...Economics suffers today from high formalism, rigid orthodoxy and tribal exclusiveness in professional journals; real-world scholarship is not prized and not easily published. But fortunately, with the Internet the costs of publication are falling. New journals are springing up that can peer-review effectively at low cost, and this will one day cause the breakdown of our ossified system.Oops -- can't trust the uninitiated to sort it out for themselves, can we? Well economists can't agree about much, so why does it matter what the uninitiated make of what economists write? Back to Galbraith:
In a world of virtual journals and electronic working papers, scholarly engagement has a better chance. Let's hope that quality will still be distinguishable from junk...
Finally, for the engaged scholar, there is always the tricky issue of the role of values and politics. Some scholarship is intrinsically apolitical, but social scholarship can't be. The policies I support grow from my ethical and political beliefs, to which my expertise (such as it is) merely adds an element of engineering.In other words, he doesn't know how to separate scholarship from values. Hmmm...
And yet, of course, a professor is not a missionary. A profound obligation is to respect the ideas and views of students who come in with different values.Why is it necessary to declare one's politics frankly, in the classroom, and how is doing it consistent with what he says next?
My approach to that is to declare my own politics frankly — I'm a liberal Keynesian Democrat, in case you didn't know.
But I try to preserve my classroom as a space for respectful discourse with all points of view.Yeah, sometimes his non-liberal, non-Keynesian, non-Democrat students aren't cowed by his frankly declared politics. How often? Once? At least that student saw him for what he is. (No, I'm not calling Galbraith names. He's a liberal, so he mustn't mind being called a communist; he's open-minded.)
And, sometimes, you pull it off.
Some years ago, a student wrote these words on my confidential end-of-semester evaluation: "It pains me to say this, but you are the best professor I've had here — even though you are a communist."...
Now for Galbraith's op-ed page companion, the re-doubtable Molly Ivins -- an Austin-based, syndicated columnist (as the American-Statesman likes to remind us) -- whose "good old gal" shtick has become more of a shrill whine. Molly is inveighing against the "old boy" network of rich Texans that undoubtedly arranged for GWB to do his Vietnam time in the Texas Air National Guard. Here's the (unintentionally) funny part:
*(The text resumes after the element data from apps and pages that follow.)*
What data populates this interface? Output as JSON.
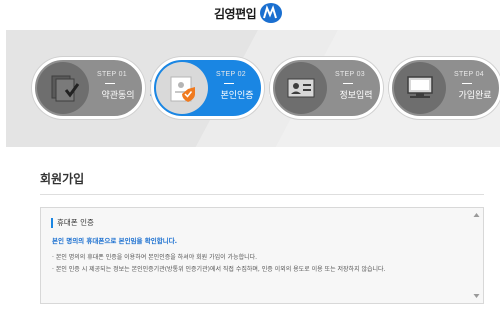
{
  "brand": {
    "name": "김영편입"
  },
  "steps": [
    {
      "num": "STEP 01",
      "label": "약관동의",
      "icon": "document-check-icon",
      "active": false
    },
    {
      "num": "STEP 02",
      "label": "본인인증",
      "icon": "id-shield-icon",
      "active": true
    },
    {
      "num": "STEP 03",
      "label": "정보입력",
      "icon": "id-card-icon",
      "active": false
    },
    {
      "num": "STEP 04",
      "label": "가입완료",
      "icon": "monitor-icon",
      "active": false
    }
  ],
  "page": {
    "title": "회원가입"
  },
  "panel": {
    "title": "휴대폰 인증",
    "lead": "본인 명의의 휴대폰으로 본인임을 확인합니다.",
    "lines": [
      "· 본인 명의의 휴대폰 인증을 이용하여 본인인증을 하셔야 회원 가입이 가능합니다.",
      "· 본인 인증 시 제공되는 정보는 본인인증기관(방통위 인증기관)에서 직접 수집하며, 인증 이외의 용도로 이용 또는 저장하지 않습니다."
    ]
  },
  "colors": {
    "accent": "#1a86e3",
    "inactive": "#8f8f8f",
    "band": "#ececec"
  }
}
Listen, my children, and you shall hear: There was then no nasty partisan politics in Texas except inside the Democratic Party. The Republicans were upper-class establishment types, and the tradition of Texas Republicans and Texas Democrats working and playing well together continued, actually, until the Republicans took over, when it ended with a bang.What Ivins is trying to imply is that a bunch of rich Republicans invaded Texas, took it over, and started playing nasty. What happened, of course, was that a lot of Texas Democrats got sick and tired of the national party's positions on issues (abortion, defense, welfare, government in general) and became Republicans. And so it went -- in Texas as across most of the South. Then, new voters followed mostly in their parents' footsteps and allied with the Republican Party. Their numbers have been reinforced by a steady in-migration of disenfranchised Republicans and Reagan Democrats who have fled the "liberal" North for the warmth and more companionable politics of the South. An invasion? No, just a good, old-fashioned combination of political conversion and American mobility. The upshot of which has been to make Texas a solidly Republican State.
Ivins, of course, is sick -- just sick -- because all those converts and new Texas voters have lined up with the "upper-class establishment types" instead of flocking to her Willie Nelson worldview. And when the Republican majority insists on acting like a majority, that's "playing nasty" in Ivins's view. Talk about sore losers.